I cooked most days because if I didn’t, I’d have to eat baked beans on toast at least three times a week. Stuart didn’t complain about the food I cooked; after a while, he implicitly delegated me the decision-making responsibility for what we ate.
The schoolwork got increasingly demanding in the second semester, and I rarely got home before Stuart. I often came home to find him already in comfortable clothing and playing a video game. I used to scoff at my former colleague who married a man who came home before her and played a video game while waiting for her to cook for him. I resented Stuart for degrading me to the role of a wife of patriarchy.
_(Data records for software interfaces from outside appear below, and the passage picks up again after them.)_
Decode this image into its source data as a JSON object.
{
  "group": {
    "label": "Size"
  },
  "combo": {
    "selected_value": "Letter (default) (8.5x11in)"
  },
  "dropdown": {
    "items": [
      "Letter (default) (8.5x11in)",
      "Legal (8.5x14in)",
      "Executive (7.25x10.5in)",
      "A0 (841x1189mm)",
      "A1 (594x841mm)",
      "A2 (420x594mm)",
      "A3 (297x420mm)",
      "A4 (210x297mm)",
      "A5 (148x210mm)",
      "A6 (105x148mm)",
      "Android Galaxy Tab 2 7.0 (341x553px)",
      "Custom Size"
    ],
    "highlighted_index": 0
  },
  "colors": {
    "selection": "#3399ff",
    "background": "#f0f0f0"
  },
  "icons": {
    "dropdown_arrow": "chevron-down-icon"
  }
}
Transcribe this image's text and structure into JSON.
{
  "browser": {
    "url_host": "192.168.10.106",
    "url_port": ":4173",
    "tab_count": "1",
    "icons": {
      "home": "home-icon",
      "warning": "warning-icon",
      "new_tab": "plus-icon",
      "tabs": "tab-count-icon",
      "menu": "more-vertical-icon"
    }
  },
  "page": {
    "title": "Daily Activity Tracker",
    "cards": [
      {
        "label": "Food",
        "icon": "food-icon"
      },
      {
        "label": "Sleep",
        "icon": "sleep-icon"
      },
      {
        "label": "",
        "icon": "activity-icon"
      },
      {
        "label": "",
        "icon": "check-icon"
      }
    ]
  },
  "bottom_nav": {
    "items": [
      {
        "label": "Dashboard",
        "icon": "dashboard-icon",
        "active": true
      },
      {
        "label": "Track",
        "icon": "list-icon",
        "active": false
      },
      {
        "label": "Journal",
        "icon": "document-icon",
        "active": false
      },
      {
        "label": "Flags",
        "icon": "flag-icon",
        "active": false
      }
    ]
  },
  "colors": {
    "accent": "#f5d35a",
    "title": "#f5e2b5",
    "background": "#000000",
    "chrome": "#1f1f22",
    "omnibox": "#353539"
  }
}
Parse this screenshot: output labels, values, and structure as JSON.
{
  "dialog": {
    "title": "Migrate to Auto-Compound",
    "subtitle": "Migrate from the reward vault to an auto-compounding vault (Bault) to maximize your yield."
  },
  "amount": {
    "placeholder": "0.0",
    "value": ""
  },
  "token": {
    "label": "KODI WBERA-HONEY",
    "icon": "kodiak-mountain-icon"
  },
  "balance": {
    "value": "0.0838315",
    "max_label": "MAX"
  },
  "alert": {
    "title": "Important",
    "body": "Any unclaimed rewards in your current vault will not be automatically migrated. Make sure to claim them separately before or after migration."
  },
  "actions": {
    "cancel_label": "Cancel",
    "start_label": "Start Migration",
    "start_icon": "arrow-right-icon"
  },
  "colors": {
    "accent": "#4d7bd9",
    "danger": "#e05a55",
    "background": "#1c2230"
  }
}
But I also felt guilty and responsible as Stuart provided for me. It would have made me feel better if he was as ambitious as I and worked to advance his career, but he had long given up on that idea and settled back in his dead-end job.
I was distraught and close to tears as I shoveled ground pork and spinach fried rice into my mouth. I asked Stuart last time if he had any intention to change his job. When he denied it again, I said, “I don’t think we want the same thing in life.” I waited for Stuart to tell me that wasn’t true, but he said, “you may be right.”